● Instructions to follow
For the entries that follow, set down each one exactly and drop any pictures.

Component data from apps and pages
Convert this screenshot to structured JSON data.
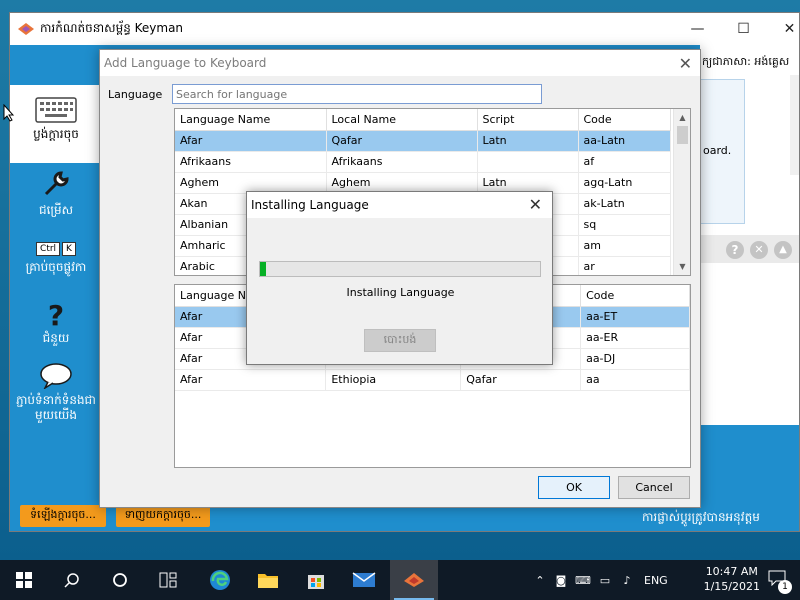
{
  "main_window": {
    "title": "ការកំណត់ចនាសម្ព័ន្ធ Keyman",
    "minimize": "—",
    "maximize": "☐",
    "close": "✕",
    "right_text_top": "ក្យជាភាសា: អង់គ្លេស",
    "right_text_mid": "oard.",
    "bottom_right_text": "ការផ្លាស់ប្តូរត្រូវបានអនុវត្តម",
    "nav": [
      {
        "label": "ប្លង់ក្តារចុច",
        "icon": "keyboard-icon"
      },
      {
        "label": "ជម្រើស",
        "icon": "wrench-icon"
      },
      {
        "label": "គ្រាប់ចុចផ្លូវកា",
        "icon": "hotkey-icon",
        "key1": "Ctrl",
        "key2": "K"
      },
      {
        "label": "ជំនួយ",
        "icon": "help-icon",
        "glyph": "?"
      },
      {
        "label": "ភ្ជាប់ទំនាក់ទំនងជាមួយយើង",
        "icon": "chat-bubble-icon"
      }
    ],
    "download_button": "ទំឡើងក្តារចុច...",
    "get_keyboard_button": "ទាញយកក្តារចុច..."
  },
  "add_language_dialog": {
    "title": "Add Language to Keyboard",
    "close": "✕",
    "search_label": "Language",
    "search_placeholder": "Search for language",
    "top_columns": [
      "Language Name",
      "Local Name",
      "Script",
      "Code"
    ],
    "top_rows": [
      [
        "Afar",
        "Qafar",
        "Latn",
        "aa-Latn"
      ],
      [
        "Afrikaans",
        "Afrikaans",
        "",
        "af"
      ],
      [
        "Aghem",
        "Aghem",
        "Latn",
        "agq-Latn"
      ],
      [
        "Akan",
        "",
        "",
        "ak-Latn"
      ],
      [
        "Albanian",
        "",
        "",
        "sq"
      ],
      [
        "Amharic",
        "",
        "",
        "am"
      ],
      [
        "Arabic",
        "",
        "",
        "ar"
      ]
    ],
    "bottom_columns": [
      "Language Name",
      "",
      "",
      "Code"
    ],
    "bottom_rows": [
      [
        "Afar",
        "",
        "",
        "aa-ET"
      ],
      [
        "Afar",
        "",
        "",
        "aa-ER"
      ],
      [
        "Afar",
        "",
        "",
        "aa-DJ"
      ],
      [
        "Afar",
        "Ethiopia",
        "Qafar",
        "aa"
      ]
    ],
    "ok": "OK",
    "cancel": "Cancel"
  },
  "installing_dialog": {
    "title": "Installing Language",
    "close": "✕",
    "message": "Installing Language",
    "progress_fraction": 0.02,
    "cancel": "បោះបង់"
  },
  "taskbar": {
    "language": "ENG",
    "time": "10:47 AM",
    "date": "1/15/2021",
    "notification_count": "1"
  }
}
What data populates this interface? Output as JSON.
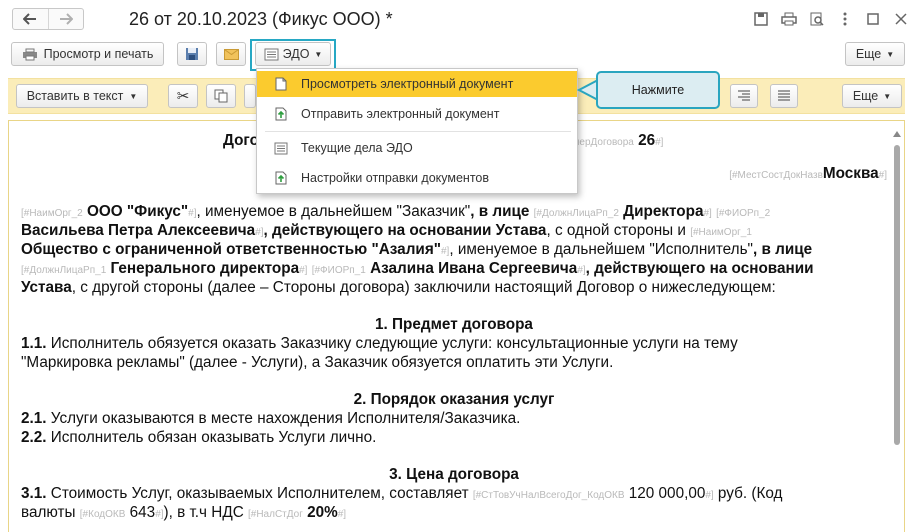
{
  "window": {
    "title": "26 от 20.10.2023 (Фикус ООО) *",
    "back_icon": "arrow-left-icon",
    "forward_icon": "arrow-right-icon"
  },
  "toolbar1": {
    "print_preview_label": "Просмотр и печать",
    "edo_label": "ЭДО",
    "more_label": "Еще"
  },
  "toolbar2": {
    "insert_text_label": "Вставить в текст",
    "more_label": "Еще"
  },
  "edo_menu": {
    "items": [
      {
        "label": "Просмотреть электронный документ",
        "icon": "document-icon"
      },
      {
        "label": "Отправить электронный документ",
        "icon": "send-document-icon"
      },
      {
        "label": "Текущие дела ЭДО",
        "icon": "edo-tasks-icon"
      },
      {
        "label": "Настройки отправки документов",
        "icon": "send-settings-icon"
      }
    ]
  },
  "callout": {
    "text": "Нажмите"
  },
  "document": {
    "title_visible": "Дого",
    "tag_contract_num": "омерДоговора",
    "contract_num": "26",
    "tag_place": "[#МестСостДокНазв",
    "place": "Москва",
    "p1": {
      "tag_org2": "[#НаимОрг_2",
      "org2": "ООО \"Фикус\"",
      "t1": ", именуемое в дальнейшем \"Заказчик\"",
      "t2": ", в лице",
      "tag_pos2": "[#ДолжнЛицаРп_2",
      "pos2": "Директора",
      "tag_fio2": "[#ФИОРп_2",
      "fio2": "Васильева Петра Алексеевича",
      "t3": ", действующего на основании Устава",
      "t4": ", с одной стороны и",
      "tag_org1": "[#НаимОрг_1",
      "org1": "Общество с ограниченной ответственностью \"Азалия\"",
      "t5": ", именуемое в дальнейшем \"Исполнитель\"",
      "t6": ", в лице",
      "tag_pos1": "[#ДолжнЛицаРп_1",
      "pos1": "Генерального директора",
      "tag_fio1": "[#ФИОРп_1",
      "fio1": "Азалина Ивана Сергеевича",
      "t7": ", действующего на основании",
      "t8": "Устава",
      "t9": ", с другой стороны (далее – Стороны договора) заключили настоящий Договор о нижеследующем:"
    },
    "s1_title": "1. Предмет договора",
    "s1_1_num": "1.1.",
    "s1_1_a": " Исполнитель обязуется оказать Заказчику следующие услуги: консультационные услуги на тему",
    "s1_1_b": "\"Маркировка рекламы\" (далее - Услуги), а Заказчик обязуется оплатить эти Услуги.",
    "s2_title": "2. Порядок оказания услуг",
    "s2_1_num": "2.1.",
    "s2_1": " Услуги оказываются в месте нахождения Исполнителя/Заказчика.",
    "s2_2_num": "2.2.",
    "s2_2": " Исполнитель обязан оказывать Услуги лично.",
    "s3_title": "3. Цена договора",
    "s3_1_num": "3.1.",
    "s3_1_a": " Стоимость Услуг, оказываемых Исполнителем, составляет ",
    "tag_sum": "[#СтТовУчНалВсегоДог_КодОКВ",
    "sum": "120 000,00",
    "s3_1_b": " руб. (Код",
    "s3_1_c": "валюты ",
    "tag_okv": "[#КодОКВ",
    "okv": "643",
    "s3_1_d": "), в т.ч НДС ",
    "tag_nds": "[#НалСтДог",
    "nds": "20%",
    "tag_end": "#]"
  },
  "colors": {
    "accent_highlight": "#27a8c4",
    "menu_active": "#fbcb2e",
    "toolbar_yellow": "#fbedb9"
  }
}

● Exercise solution
Convert this screenshot to structured JSON data.
{
  "main_window": {
    "title": "ការកំណត់ចនាសម្ព័ន្ធ Keyman",
    "minimize": "—",
    "maximize": "☐",
    "close": "✕",
    "right_text_top": "ក្យជាភាសា: អង់គ្លេស",
    "right_text_mid": "oard.",
    "bottom_right_text": "ការផ្លាស់ប្តូរត្រូវបានអនុវត្តម",
    "nav": [
      {
        "label": "ប្លង់ក្តារចុច",
        "icon": "keyboard-icon"
      },
      {
        "label": "ជម្រើស",
        "icon": "wrench-icon"
      },
      {
        "label": "គ្រាប់ចុចផ្លូវកា",
        "icon": "hotkey-icon",
        "key1": "Ctrl",
        "key2": "K"
      },
      {
        "label": "ជំនួយ",
        "icon": "help-icon",
        "glyph": "?"
      },
      {
        "label": "ភ្ជាប់ទំនាក់ទំនងជាមួយយើង",
        "icon": "chat-bubble-icon"
      }
    ],
    "download_button": "ទំឡើងក្តារចុច...",
    "get_keyboard_button": "ទាញយកក្តារចុច..."
  },
  "add_language_dialog": {
    "title": "Add Language to Keyboard",
    "close": "✕",
    "search_label": "Language",
    "search_placeholder": "Search for language",
    "top_columns": [
      "Language Name",
      "Local Name",
      "Script",
      "Code"
    ],
    "top_rows": [
      [
        "Afar",
        "Qafar",
        "Latn",
        "aa-Latn"
      ],
      [
        "Afrikaans",
        "Afrikaans",
        "",
        "af"
      ],
      [
        "Aghem",
        "Aghem",
        "Latn",
        "agq-Latn"
      ],
      [
        "Akan",
        "",
        "",
        "ak-Latn"
      ],
      [
        "Albanian",
        "",
        "",
        "sq"
      ],
      [
        "Amharic",
        "",
        "",
        "am"
      ],
      [
        "Arabic",
        "",
        "",
        "ar"
      ]
    ],
    "bottom_columns": [
      "Language Name",
      "",
      "",
      "Code"
    ],
    "bottom_rows": [
      [
        "Afar",
        "",
        "",
        "aa-ET"
      ],
      [
        "Afar",
        "",
        "",
        "aa-ER"
      ],
      [
        "Afar",
        "",
        "",
        "aa-DJ"
      ],
      [
        "Afar",
        "Ethiopia",
        "Qafar",
        "aa"
      ]
    ],
    "ok": "OK",
    "cancel": "Cancel"
  },
  "installing_dialog": {
    "title": "Installing Language",
    "close": "✕",
    "message": "Installing Language",
    "progress_fraction": 0.02,
    "cancel": "បោះបង់"
  },
  "taskbar": {
    "language": "ENG",
    "time": "10:47 AM",
    "date": "1/15/2021",
    "notification_count": "1"
  }
}
What data populates this interface? Output as JSON.
{
  "window": {
    "title": "26 от 20.10.2023 (Фикус ООО) *",
    "back_icon": "arrow-left-icon",
    "forward_icon": "arrow-right-icon"
  },
  "toolbar1": {
    "print_preview_label": "Просмотр и печать",
    "edo_label": "ЭДО",
    "more_label": "Еще"
  },
  "toolbar2": {
    "insert_text_label": "Вставить в текст",
    "more_label": "Еще"
  },
  "edo_menu": {
    "items": [
      {
        "label": "Просмотреть электронный документ",
        "icon": "document-icon"
      },
      {
        "label": "Отправить электронный документ",
        "icon": "send-document-icon"
      },
      {
        "label": "Текущие дела ЭДО",
        "icon": "edo-tasks-icon"
      },
      {
        "label": "Настройки отправки документов",
        "icon": "send-settings-icon"
      }
    ]
  },
  "callout": {
    "text": "Нажмите"
  },
  "document": {
    "title_visible": "Дого",
    "tag_contract_num": "омерДоговора",
    "contract_num": "26",
    "tag_place": "[#МестСостДокНазв",
    "place": "Москва",
    "p1": {
      "tag_org2": "[#НаимОрг_2",
      "org2": "ООО \"Фикус\"",
      "t1": ", именуемое в дальнейшем \"Заказчик\"",
      "t2": ", в лице",
      "tag_pos2": "[#ДолжнЛицаРп_2",
      "pos2": "Директора",
      "tag_fio2": "[#ФИОРп_2",
      "fio2": "Васильева Петра Алексеевича",
      "t3": ", действующего на основании Устава",
      "t4": ", с одной стороны и",
      "tag_org1": "[#НаимОрг_1",
      "org1": "Общество с ограниченной ответственностью \"Азалия\"",
      "t5": ", именуемое в дальнейшем \"Исполнитель\"",
      "t6": ", в лице",
      "tag_pos1": "[#ДолжнЛицаРп_1",
      "pos1": "Генерального директора",
      "tag_fio1": "[#ФИОРп_1",
      "fio1": "Азалина Ивана Сергеевича",
      "t7": ", действующего на основании",
      "t8": "Устава",
      "t9": ", с другой стороны (далее – Стороны договора) заключили настоящий Договор о нижеследующем:"
    },
    "s1_title": "1. Предмет договора",
    "s1_1_num": "1.1.",
    "s1_1_a": " Исполнитель обязуется оказать Заказчику следующие услуги: консультационные услуги на тему",
    "s1_1_b": "\"Маркировка рекламы\" (далее - Услуги), а Заказчик обязуется оплатить эти Услуги.",
    "s2_title": "2. Порядок оказания услуг",
    "s2_1_num": "2.1.",
    "s2_1": " Услуги оказываются в месте нахождения Исполнителя/Заказчика.",
    "s2_2_num": "2.2.",
    "s2_2": " Исполнитель обязан оказывать Услуги лично.",
    "s3_title": "3. Цена договора",
    "s3_1_num": "3.1.",
    "s3_1_a": " Стоимость Услуг, оказываемых Исполнителем, составляет ",
    "tag_sum": "[#СтТовУчНалВсегоДог_КодОКВ",
    "sum": "120 000,00",
    "s3_1_b": " руб. (Код",
    "s3_1_c": "валюты ",
    "tag_okv": "[#КодОКВ",
    "okv": "643",
    "s3_1_d": "), в т.ч НДС ",
    "tag_nds": "[#НалСтДог",
    "nds": "20%",
    "tag_end": "#]"
  },
  "colors": {
    "accent_highlight": "#27a8c4",
    "menu_active": "#fbcb2e",
    "toolbar_yellow": "#fbedb9"
  }
}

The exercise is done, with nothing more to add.